Return the coefficient of determination \(R^2\) of the prediction.


Set the parameters of this estimator.

fit(X, y, sample_weight=None)[source]

Fit Kernel Ridge regression model

X{array-like, sparse matrix} of shape (n_samples, n_features)

Training data. If kernel == “precomputed” this is instead a precomputed kernel matrix, of shape (n_samples, n_samples).

yarray-like of shape (n_samples,) or (n_samples, n_targets)

Target values

sample_weightfloat or array-like of shape (n_samples,), default=None

Individual weights for each sample, ignored if None is passed.

selfreturns an instance of self.

Get parameters for this estimator.

deepbool, default=True

If True, will return the parameters for this estimator and contained subobjects that are estimators.


Parameter names mapped to their values.


Predict using the kernel ridge model

X{array-like, sparse matrix} of shape (n_samples, n_features)

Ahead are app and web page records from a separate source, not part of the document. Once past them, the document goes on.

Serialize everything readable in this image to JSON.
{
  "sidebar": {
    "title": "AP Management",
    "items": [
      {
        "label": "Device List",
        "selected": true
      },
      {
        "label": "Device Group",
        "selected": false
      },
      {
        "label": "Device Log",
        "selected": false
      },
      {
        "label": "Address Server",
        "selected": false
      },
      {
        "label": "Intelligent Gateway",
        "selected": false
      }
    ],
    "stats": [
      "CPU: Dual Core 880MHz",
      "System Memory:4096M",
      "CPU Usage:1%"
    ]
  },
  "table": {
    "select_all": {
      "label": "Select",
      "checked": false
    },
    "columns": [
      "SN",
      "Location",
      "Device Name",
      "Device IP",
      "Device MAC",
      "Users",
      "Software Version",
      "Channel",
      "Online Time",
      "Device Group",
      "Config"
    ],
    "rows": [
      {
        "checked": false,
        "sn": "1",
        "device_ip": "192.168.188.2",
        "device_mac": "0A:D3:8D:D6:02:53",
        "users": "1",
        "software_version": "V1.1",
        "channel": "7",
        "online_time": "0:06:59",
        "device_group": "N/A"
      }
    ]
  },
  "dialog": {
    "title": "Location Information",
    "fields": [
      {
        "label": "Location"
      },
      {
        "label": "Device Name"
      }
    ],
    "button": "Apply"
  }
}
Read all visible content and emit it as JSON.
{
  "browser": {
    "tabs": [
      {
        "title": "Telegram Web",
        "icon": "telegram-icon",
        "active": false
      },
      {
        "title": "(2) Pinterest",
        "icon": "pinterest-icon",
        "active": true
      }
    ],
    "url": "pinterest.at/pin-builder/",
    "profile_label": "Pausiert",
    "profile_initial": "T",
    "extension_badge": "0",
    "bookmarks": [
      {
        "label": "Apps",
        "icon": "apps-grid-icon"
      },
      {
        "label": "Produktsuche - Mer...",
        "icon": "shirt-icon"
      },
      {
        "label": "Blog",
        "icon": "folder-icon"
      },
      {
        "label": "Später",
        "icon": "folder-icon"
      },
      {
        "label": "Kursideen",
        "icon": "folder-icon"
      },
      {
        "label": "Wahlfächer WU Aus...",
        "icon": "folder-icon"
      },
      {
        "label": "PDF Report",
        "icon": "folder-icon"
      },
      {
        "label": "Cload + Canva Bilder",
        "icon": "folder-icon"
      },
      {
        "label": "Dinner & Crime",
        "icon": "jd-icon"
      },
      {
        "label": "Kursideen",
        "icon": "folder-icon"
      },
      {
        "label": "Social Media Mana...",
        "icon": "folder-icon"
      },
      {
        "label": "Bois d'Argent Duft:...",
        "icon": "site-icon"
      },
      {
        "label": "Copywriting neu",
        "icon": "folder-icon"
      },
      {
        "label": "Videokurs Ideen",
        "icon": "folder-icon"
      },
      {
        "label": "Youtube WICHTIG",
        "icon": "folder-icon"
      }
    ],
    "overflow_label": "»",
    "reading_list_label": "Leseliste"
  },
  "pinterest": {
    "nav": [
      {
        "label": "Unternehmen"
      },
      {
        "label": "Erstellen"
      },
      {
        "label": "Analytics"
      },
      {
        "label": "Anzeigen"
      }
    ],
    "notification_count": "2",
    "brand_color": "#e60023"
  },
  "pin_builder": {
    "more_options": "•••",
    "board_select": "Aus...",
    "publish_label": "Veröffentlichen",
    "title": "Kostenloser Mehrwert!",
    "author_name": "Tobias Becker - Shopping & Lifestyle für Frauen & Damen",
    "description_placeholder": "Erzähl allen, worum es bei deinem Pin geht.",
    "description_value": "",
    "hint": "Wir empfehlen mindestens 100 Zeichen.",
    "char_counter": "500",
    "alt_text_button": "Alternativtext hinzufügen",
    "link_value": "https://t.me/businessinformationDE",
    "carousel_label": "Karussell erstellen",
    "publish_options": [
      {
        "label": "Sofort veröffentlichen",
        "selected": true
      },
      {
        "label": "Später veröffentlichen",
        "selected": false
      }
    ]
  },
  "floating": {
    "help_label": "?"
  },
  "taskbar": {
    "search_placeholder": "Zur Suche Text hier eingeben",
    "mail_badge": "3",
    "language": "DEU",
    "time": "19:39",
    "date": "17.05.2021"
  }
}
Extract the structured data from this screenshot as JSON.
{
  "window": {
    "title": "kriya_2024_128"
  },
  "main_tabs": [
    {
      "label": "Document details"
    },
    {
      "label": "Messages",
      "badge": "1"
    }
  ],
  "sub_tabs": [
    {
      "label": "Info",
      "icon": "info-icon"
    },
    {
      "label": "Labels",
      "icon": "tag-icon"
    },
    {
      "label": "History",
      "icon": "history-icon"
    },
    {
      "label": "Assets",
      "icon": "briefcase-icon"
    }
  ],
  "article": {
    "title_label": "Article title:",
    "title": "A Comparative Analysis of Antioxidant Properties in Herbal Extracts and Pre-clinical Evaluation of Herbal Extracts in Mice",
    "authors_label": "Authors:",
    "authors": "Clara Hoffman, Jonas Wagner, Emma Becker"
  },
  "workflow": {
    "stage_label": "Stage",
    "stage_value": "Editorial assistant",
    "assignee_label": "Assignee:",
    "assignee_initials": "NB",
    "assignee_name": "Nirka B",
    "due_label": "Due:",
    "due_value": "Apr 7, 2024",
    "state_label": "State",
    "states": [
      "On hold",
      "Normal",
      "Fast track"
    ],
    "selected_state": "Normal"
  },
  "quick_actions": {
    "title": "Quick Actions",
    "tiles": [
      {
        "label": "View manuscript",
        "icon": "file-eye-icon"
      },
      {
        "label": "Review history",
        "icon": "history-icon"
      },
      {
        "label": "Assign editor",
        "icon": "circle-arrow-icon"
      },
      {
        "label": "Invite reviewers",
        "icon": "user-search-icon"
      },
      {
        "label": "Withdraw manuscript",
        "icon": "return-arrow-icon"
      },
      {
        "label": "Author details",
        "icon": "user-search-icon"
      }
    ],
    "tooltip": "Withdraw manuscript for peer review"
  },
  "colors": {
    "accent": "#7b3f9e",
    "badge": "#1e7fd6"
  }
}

Samples. If kernel == “precomputed” this is instead a precomputed kernel matrix, shape = [n_samples, n_samples_fitted], where n_samples_fitted is the number of samples used in the fitting for this estimator.

Cndarray of shape (n_samples,) or (n_samples, n_targets)

Returns predicted values.

score(X, y, sample_weight=None)[source]

Return the coefficient of determination \(R^2\) of the prediction.

The coefficient \(R^2\) is defined as \((1 - \frac{u}{v})\), where \(u\) is the residual sum of squares ((y_true - y_pred) ** 2).sum() and \(v\) is the total sum of squares ((y_true - y_true.mean()) ** 2).sum(). The best possible score is 1.0 and it can be negative (because the model can be arbitrarily worse). A constant model that always predicts the expected value of y, disregarding the input features, would get a \(R^2\) score of 0.0.

Xarray-like of shape (n_samples, n_features)

Test samples. For some estimators this may be a precomputed kernel matrix or a list of generic objects instead with shape (n_samples, n_samples_fitted), where n_samples_fitted is the number of samples used in the fitting for the estimator.

yarray-like of shape (n_samples,) or (n_samples, n_outputs)

True values for X.

sample_weightarray-like of shape (n_samples,), default=None

Sample weights.


\(R^2\) of self.predict(X) wrt. y.


The \(R^2\) score used when calling score on a regressor uses multioutput='uniform_average' from version 0.23 to keep consistent with default value of r2_score. This influences the score method of all the multioutput regressors (except for MultiOutputRegressor).


Set the parameters of this estimator.

The method works on simple estimators as well as on nested objects (such as Pipeline). The latter have parameters of the form <component>__<parameter> so that it’s possible to update each component of a nested object.


Estimator parameters.

selfestimator instance

Estimator instance.

Examples using sklearn.kernel_ridge.KernelRidge